While President Mahama was enjoying the breeze of the Sunyani fresh air, his brother, Ibrahim Mahama, was meandering through Bibiani to neighbouring towns which included Tano Odumase, doling out freebies to villagers. At the funeral of George Nsiah, Ibrahim electrified the grounds with his presence; The presentation of GH¢ 5000 as his funeral donation, the offer of GH¢1,000 to the music–makers and the sprinkling of GH¢20 notes to the dancers could not have “pinched” him, for his Aide – de- camp was carrying a pillow – load of cash in his armpit.

There were wild stories that it was not only at Tano Odumase that Ibrahim demonstrated his magnanimity: villages around which were holding funerals were the proud recipients of this largesse.

Of course, the family of George did the unimaginable when they scuttled the Sunday Thanksgiving Service by shooing all of us from the church.

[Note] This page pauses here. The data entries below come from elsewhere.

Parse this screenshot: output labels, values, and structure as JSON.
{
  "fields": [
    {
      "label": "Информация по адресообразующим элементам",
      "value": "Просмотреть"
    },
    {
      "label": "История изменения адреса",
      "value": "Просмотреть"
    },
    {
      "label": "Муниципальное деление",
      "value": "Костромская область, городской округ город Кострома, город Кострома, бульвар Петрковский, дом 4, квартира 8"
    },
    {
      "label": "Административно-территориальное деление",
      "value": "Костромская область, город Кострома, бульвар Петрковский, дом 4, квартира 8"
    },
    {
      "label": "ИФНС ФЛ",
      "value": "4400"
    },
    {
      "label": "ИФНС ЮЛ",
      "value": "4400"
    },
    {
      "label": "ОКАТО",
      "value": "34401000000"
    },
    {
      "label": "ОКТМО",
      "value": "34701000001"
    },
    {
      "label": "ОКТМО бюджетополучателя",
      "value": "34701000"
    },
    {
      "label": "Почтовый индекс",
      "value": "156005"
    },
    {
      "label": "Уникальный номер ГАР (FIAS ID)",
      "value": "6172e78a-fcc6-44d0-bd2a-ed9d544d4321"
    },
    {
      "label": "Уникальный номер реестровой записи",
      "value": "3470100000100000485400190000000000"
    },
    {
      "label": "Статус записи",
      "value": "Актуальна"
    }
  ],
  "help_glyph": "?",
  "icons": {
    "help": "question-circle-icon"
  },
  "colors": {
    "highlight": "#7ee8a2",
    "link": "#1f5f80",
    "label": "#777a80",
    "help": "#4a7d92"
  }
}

Why? – The bank from where the children had taken the funeral loan had taken the donation box – without the family’s consent. ”Come and see speed” with which the congregants fled the church premises as the ‘slim – macho men’ chased them away! Certainly, no comment, but I grieve for missing my Sunday mass.

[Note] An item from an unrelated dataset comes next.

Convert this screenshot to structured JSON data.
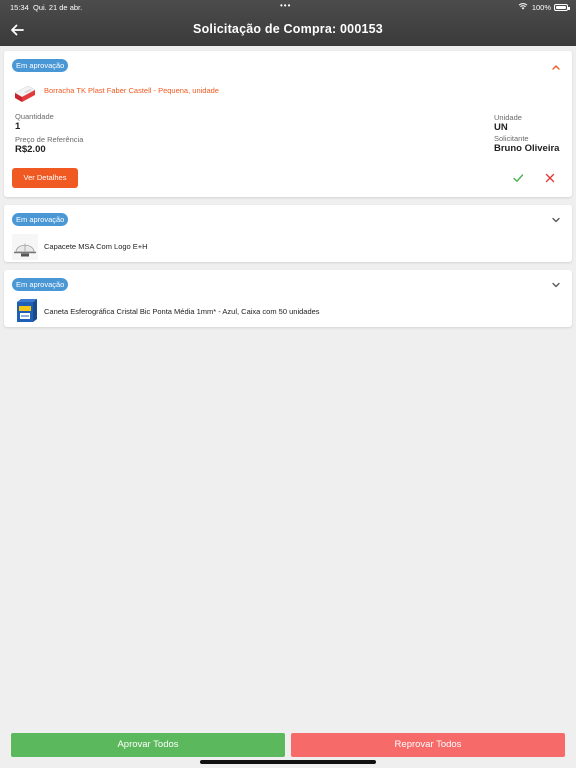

You see, once we are in an election year, politicians and pseudo – politicians are likely to be extra – generous. Some will be all too willing to provide what psychologists call ‘extrinsic motivation’– this is behaviour that is driven by external rewards such as money, fame, grades and praise”. It is motivation that arises from outside the individual (compared with ‘intrinsic motivation’ which originates inside of the individual).

There is this interesting case of Zimbabwe’s Minister for Women Affairs, Nyasha Chikwiya, who, in a rally at Gokwe – Nembudziya, told the young ones there: “I want all youth to leave. What I want to say now is an issue for the elders”.

When all the youth had left, she started distributing Viagra after instructing the crowd on how to use the pills. The men were stampeding to get some of these libido – enhancing drugs which, by law, could only be obtained by prescription by a doctor.

Ironically, the Minister had warned men to desist from abusing women and girls: “We will not hesitate to deal with those who find pleasure in abusing young girls. That should change and I am not going to tolerate it … all those who abuse women deserve to be in jail.”

In the Philippines, Leni Robredo advised the voters: “Keep the gifts but follow your heart”. She was campaigning against her moneyed rival and won a landslide victory, after her husband Interior Secretary, Jesse Robredo’s death.

The NDC in an answer to vote – buying refutes the allegation and Kwakye Ofosu says the gifts and paraphernalia they give people on their campaign are for marketing and publicity purposes only. They should be called “publicity efforts” and not what the NPP “try to make it look like”.

Kwakye Ofosu adds: “So you see that there would be branded head pans or branded sewing machines that we would give to selected groups, it’s a way of achieving further publicity… I would like to believe that people give their votes either way on more substantive reasoning, like their welfare, how they perceive other parties to have performed against another”.

However, an NDC communicator did not help matters when he argued that the pans distributed to the people at Cape Coast were not branded on arrival. It was the people who received them who branded them themselves! Do we need to believe everything that has been said? Do we have to be gullible? Remember the saying: “Beware the Greeks bearing gifts”.

The story: Troy had been under siege for ten years from the Grecian armies, after the Trojan prince had eloped with the wife of Menelaus, the Spartan king. The decade – long war had seen the deaths of thousands of soldiers; however, the stone walls of Troy made it impenetrable.

Odysseus, the Grecian warrior king hatched a plan to put soldiers in a wooden horse and left at the gates of Troy. The Trojans believing the war was over, and that the horse was a gift to them, wheeled it into Troy. In the night, the Greek soldiers came out of the belly of the horse, opened the gates of Troy ran over and destroyed the city. The Trojans had ignored the warning of the priest, Laocoon: “Timeo Danaos et dona ferentes” translated as: “I fear the Greeks, even those bearing gifts”.

Writer's e-mail: africanusoa@gmail.com